PURPOSE: To determine the precise estimate of acute effects of SS on jumping and sprinting performance in healthy individuals.

METHODS: Meta-analyses of randomized and non-randomized controlled trials and crossover trials that evaluated the acute effects of SS on jumping (jump height or distance) and sprinting (sprint time or velocity) performance. Studies were identified by computerized and manual searches of the literature.

RESULTS: A total of 24 studies yielding 33 data points for jumping performance and 13 data points for sprinting performance met the initial inclusion criteria. The pooled estimate of the acute effects of SS on jumping and sprinting performance, expressed in standardized units (i.e. ES), was -0.09 (95% CI -0.15 to -0.04) and -0.04 (95% CI -0.12 to 0.05), respectively. No significant relations were found between the total stretch duration and stretch-induced changes in jumping or sprinting performance.

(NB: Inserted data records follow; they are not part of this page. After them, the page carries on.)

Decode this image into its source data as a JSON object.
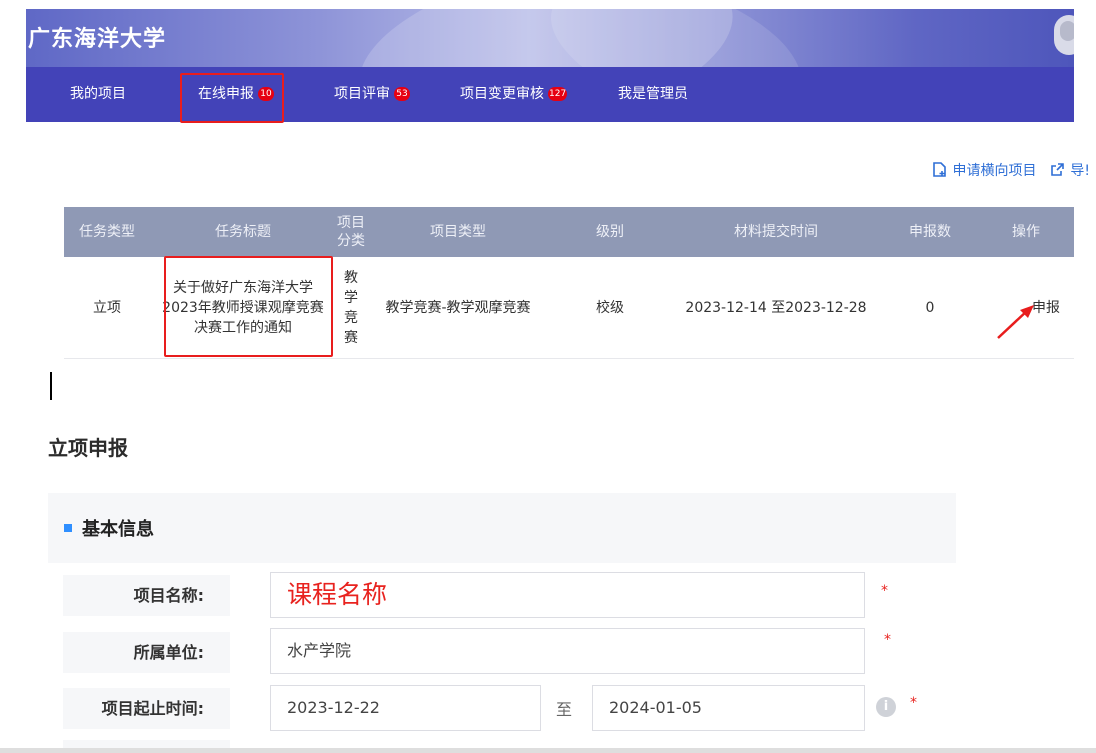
{
  "header": {
    "university_name": "广东海洋大学"
  },
  "nav": {
    "items": [
      {
        "label": "我的项目",
        "badge": ""
      },
      {
        "label": "在线申报",
        "badge": "10"
      },
      {
        "label": "项目评审",
        "badge": "53"
      },
      {
        "label": "项目变更审核",
        "badge": "127"
      },
      {
        "label": "我是管理员",
        "badge": ""
      }
    ]
  },
  "toolbar": {
    "apply_horizontal": "申请横向项目",
    "export": "导!"
  },
  "table": {
    "columns": [
      "任务类型",
      "任务标题",
      "项目\n分类",
      "项目类型",
      "级别",
      "材料提交时间",
      "申报数",
      "操作"
    ],
    "rows": [
      {
        "task_type": "立项",
        "task_title": "关于做好广东海洋大学2023年教师授课观摩竞赛决赛工作的通知",
        "category": "教学\n竞赛",
        "project_type": "教学竞赛-教学观摩竞赛",
        "level": "校级",
        "submit_time": "2023-12-14 至2023-12-28",
        "count": "0",
        "action": "申报"
      }
    ]
  },
  "form": {
    "section_title": "立项申报",
    "group_title": "基本信息",
    "project_name_label": "项目名称:",
    "project_name_value": "课程名称",
    "unit_label": "所属单位:",
    "unit_value": "水产学院",
    "period_label": "项目起止时间:",
    "start_date": "2023-12-22",
    "range_sep": "至",
    "end_date": "2024-01-05",
    "required_mark": "*",
    "info_icon": "i"
  },
  "colors": {
    "nav_bg": "#4343b8",
    "highlight": "#e81d1d",
    "link": "#2f6fd6",
    "badge": "#e60012"
  }
}
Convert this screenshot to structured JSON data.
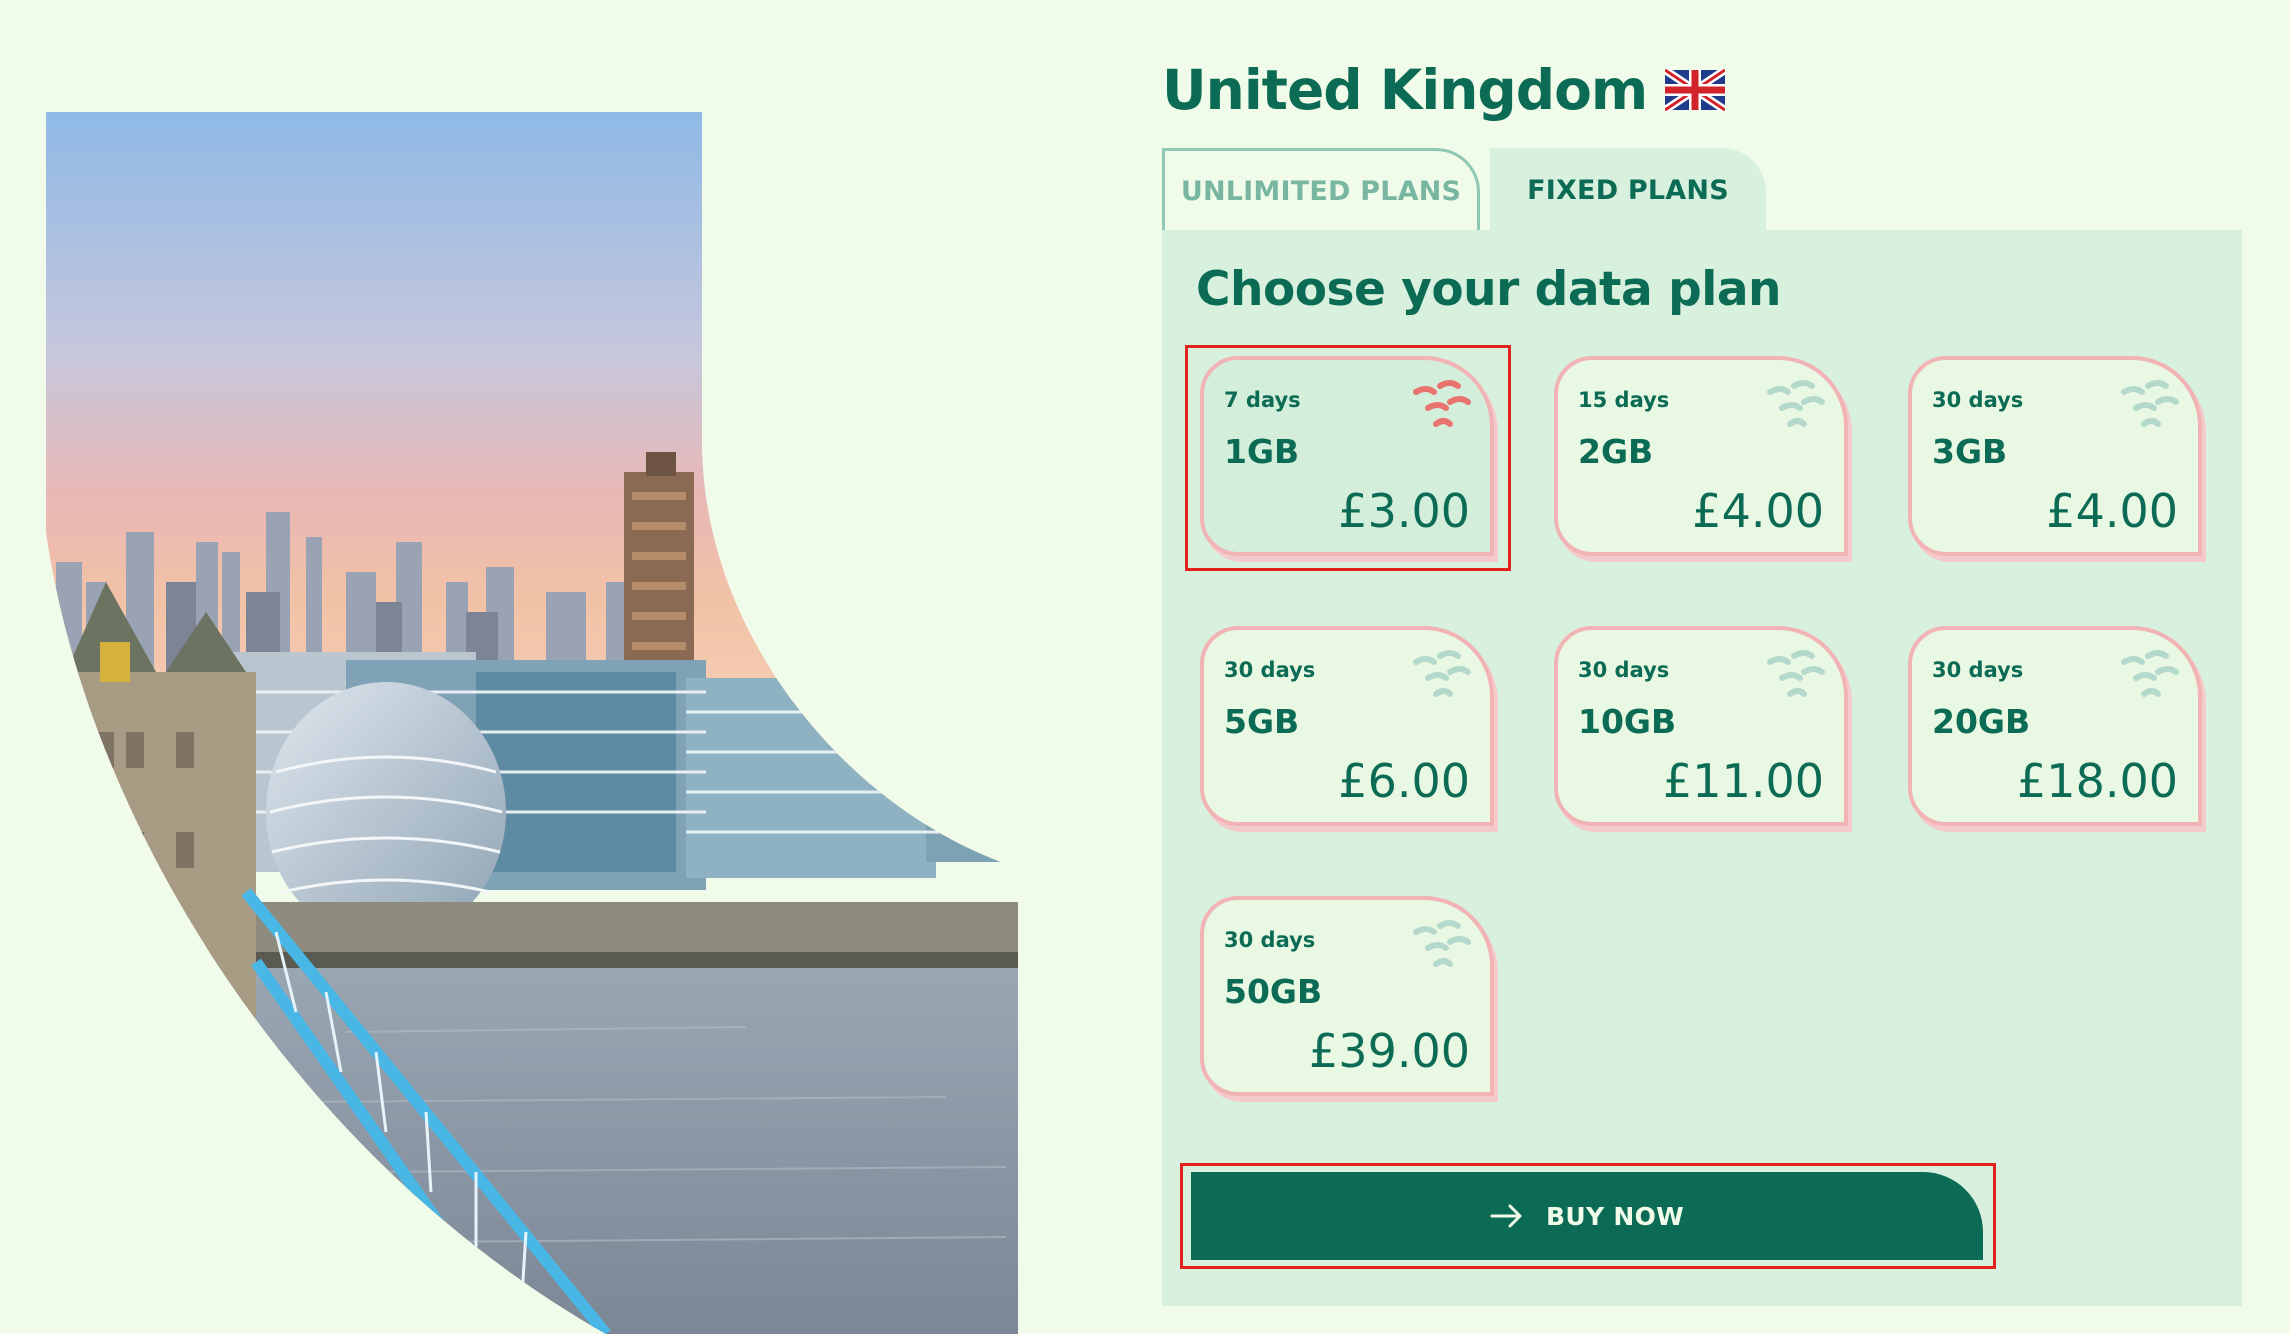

CONCLUSION: These results suggest that the application of SS in warm-up routines could decrease jumping and sprinting performance, but the magnitude of these effects are likely to be of small practical importance.

© 2009 American College of Sports Medicine